Mel Bosworth & Ryan Ridge
I reached for a cigarette. You were having a seizure but I didn’t know it yet. It was Christmas Eve and everything was quiet for once at the halfway house. The others were out caroling and although my emphysema prohibited me from singing it didn’t stop me from smoking. I stepped onto the porch, torched a menthol, and found you seizing in the snow. Afterward, out of breath, I helped you to your feet and said: “Your seizure almost gave me a heart attack.” You lied and said it wasn’t a seizure. You said you were making an angel in the snow. I scrutinized the wild pattern and said, “That looks more like a snow demon to me.” “Yes, sir,” you said. “That there is the one and only Snow Angel of Death and it’s coming for us all someday, but this is my time now and I’ll have to go it alone.” In the distance, I could hear the men singing White Christmas and I noticed you were turning blue.
E = NUDE∞
I’m nude, because I’m not wearing any clothes. They were stripped off me, after work, by a marauding pack of strippers. Now I’m free, though not because I’m not wearing any clothes, but because I’ve figured out the formula, and somewhere in that damn laboratory, or perhaps it was some time—some swirling, quantum toilet—something dawned, a morning, or a morning on a night, a night filled with full moons and laughter and convertibles, a tripped-out black-light erasure on a basement wall, something by Bill Blake maybe, all the kids sitting cross-legged on the indoor/outdoor carpet, arms locked, fingers interlocked, heads knocked back, and all of them all knowing, and nude, like me, because yes, they were, for certain, not wearing any clothes at all. Such was my beginning, long before my funding for Antarctica, long before those strippers grazed my sagging skin with their chests, breasts, and hearts.
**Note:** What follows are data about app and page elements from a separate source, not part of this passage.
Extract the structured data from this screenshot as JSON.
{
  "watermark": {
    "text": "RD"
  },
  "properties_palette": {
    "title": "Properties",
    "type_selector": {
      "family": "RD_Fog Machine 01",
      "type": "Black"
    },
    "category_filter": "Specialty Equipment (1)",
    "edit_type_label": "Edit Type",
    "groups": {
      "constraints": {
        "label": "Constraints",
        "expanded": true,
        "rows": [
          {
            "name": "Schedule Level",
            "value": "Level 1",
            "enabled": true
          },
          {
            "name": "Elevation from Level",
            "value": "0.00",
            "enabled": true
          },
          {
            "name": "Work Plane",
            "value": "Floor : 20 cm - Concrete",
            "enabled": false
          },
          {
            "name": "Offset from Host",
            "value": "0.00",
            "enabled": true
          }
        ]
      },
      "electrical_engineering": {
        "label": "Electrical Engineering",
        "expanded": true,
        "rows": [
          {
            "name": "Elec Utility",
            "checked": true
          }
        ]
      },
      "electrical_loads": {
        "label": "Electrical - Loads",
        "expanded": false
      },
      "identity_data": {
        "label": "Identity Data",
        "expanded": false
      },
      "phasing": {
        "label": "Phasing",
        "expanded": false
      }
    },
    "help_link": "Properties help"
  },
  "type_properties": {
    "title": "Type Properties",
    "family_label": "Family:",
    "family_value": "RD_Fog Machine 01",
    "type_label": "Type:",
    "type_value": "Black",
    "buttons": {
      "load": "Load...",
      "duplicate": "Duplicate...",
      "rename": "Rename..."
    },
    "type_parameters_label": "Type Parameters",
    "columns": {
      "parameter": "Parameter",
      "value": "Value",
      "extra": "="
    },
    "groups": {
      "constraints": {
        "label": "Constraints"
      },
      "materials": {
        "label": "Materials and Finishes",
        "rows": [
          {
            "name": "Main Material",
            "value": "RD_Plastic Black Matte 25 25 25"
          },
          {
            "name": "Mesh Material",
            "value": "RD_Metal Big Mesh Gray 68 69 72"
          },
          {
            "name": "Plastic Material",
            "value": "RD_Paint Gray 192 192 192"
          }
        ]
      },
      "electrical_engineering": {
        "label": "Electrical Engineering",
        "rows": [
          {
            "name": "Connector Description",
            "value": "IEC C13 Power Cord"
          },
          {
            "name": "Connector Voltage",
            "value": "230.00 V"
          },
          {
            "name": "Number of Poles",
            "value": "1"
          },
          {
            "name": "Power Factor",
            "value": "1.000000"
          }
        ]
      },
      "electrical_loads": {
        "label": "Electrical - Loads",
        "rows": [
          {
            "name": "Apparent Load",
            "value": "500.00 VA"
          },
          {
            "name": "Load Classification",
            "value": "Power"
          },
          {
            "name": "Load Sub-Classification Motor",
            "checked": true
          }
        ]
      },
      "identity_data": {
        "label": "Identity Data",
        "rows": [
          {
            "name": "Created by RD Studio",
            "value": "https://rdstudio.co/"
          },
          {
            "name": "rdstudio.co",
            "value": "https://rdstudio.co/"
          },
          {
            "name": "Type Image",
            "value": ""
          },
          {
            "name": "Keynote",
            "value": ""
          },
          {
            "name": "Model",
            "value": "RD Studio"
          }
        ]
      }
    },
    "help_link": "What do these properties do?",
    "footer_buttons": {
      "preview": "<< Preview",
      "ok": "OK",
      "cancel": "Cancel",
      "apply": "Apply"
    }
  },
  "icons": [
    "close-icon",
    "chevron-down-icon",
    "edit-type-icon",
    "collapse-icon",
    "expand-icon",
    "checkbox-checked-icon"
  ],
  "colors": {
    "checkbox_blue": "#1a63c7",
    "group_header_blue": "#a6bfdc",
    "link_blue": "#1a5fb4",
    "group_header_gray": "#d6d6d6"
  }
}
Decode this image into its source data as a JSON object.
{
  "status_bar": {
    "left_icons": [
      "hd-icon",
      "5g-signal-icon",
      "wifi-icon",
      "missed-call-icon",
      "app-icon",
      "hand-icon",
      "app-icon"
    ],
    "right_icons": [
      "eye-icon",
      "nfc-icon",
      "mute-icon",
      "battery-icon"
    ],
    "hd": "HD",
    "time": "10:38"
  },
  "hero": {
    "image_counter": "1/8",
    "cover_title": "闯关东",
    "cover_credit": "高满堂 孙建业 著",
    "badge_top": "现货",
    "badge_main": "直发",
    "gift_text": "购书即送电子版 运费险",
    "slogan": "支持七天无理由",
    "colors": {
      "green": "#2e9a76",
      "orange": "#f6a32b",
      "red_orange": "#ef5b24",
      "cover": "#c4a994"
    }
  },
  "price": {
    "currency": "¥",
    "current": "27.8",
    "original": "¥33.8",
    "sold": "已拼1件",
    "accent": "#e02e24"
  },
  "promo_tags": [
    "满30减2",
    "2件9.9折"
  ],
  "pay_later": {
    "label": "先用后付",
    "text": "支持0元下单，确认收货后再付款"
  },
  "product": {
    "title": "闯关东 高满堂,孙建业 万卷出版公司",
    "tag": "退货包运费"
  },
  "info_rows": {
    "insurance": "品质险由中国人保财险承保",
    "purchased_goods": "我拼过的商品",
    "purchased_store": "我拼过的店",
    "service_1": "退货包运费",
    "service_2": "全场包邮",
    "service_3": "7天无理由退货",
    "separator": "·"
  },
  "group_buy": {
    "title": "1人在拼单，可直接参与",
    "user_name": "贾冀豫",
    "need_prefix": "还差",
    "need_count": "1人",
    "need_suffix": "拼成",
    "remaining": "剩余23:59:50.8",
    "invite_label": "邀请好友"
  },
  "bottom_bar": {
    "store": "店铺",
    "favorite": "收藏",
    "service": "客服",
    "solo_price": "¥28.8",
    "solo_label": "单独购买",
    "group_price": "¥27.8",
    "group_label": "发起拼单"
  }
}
I told them, “This is happening now,” and since their painted lips were splashed between worlds they could not think to otherwise mutter, or spark.
LITTLEST BIG MAN
He’d never tried to swim. Until now. The ocean visibly cringed at the sight of his airborne cannonball. He was borne through generations of whiskey and elongated bone. He was borne through miles of kite running and speed walking and jobs stopping. He squeezed his knees to his small chest. There was an impact. As the water wall rose, the world tucked and turned, one eye open, hidden grin.
He fought depression. He beat his wife’s boyfriend.
SONGS FOR A BETTER LIFE
We took a wrong turn and ended up hooked on heroin. Then we took another wrong turn and ended up on the freeway. It turned into a dried up riverbed that was longer than a holiday weekend. The conversation we had was so far beneath us. We were high as balsa wood flyers. You searched the stations for a better song. I searched the riverbed for answers and a means of egress. Nothing. We were going somewhere once. Children. A mortgage. Tuscaloosa. It seemed that now we were just waiting for the dam to crack in the rearview and the riverbed to fill. The icy surge would surely overtake us and the mangy H we rode in on.
It’s Not Easy Being Green Cheese
I’d been measuring the months in unpaid bills and prepaid calling cards (although no one answered the phone anymore when I called), existing in an endless interval between upstart shutdowns and Powerball winners. This morning I skipped the mirror and went out into the world. The world had decided to skip me, I realized, when my foot fell into a puddle of dark matter and kept on falling. I ended up eating lunch on the dark side of the moon, mooning nosy satellites and tossing bread crusts to less finicky and more likeable cosmic cowgirls. I longed for longer relationships, a sense of balance, the perfect cup of coffee. What I got instead was a spectacular view of galaxies slow-motion salsa dancing and I guess I can think of worse ways to spend a few lifetimes.